When using the threading package, the target code to be ran in the newly spawned thread must be wrapped in a function, here called stream_worker. It’s job is to start the stream generator, then append new events to buffer as they arrive.

# Function which will be the target for our thread.
def stream_worker(project_id):
    # Create stream generator
    for new_event in dt.Stream.event_stream(project_id):
        # When a new event arrives, lock buffer before writing.
        print('[Thread] New Event')
        with buffer_lock:
            print('\t- locked')
            # Append new event to our buffer.
            event_buffer.append(new_event)
        print('\t- unlocked')

Before the thread is spawned using the target stream_worker, a locking object is created. This can be called inside the thread when writing or reading a variable to make sure that other jobs that want to use it, like our main code, has to wait until we finish.

# Use locking to avoid corrupting data by writing simultaneously.
buffer_lock = threading.Lock()

# Start the stream worker in a separate thread.
t = threading.Thread(
    target=stream_worker,
    args=(project_id,),
)
t.start()

The rest is simply an infinite while loop that trims the buffer to a certain length every 5 seconds. This is where your main code would go.

# Do something else while stream is running in the background.
# Here we print and trim the buffer length every 5 second.
while True:
    # Print length of the buffer.
    n_events = len(event_buffer)
    print('[Main] Length: {}/15. Popping {} events.'.format(
        n_events,
        -1*(min(0, 15-n_events)),
    ))

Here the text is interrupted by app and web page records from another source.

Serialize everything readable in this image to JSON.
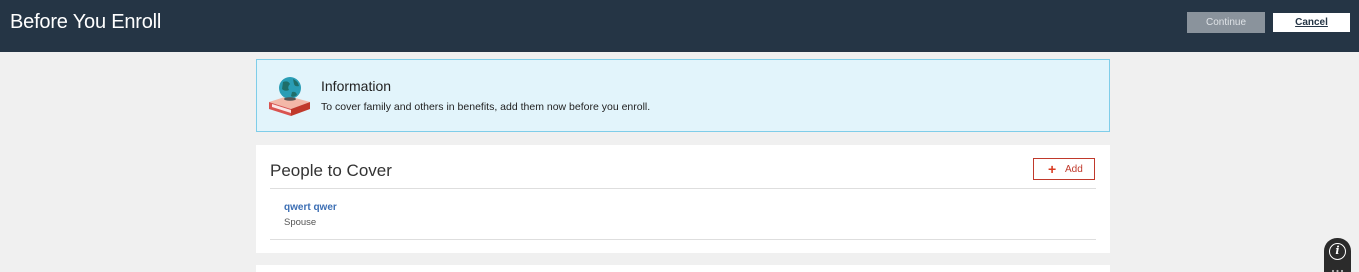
{
  "header": {
    "title": "Before You Enroll",
    "continue_label": "Continue",
    "cancel_label": "Cancel"
  },
  "info": {
    "icon": "book-globe-icon",
    "title": "Information",
    "text": "To cover family and others in benefits, add them now before you enroll."
  },
  "people": {
    "title": "People to Cover",
    "add_label": "Add",
    "add_icon": "plus-icon",
    "items": [
      {
        "name": "qwert qwer",
        "relationship": "Spouse"
      }
    ]
  },
  "help": {
    "icon": "info-icon"
  },
  "colors": {
    "header_bg": "#253545",
    "banner_bg": "#e2f4fb",
    "banner_border": "#7fcde9",
    "accent_red": "#c0392b",
    "link_blue": "#3d6fb4"
  }
}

    # Pop older events until buffer is no longer than 15.
    while len(event_buffer) > 15:
        print('\t- pop')
        event_buffer.pop(0)

    # Patiently wait for 5 seconds.
    time.sleep(5)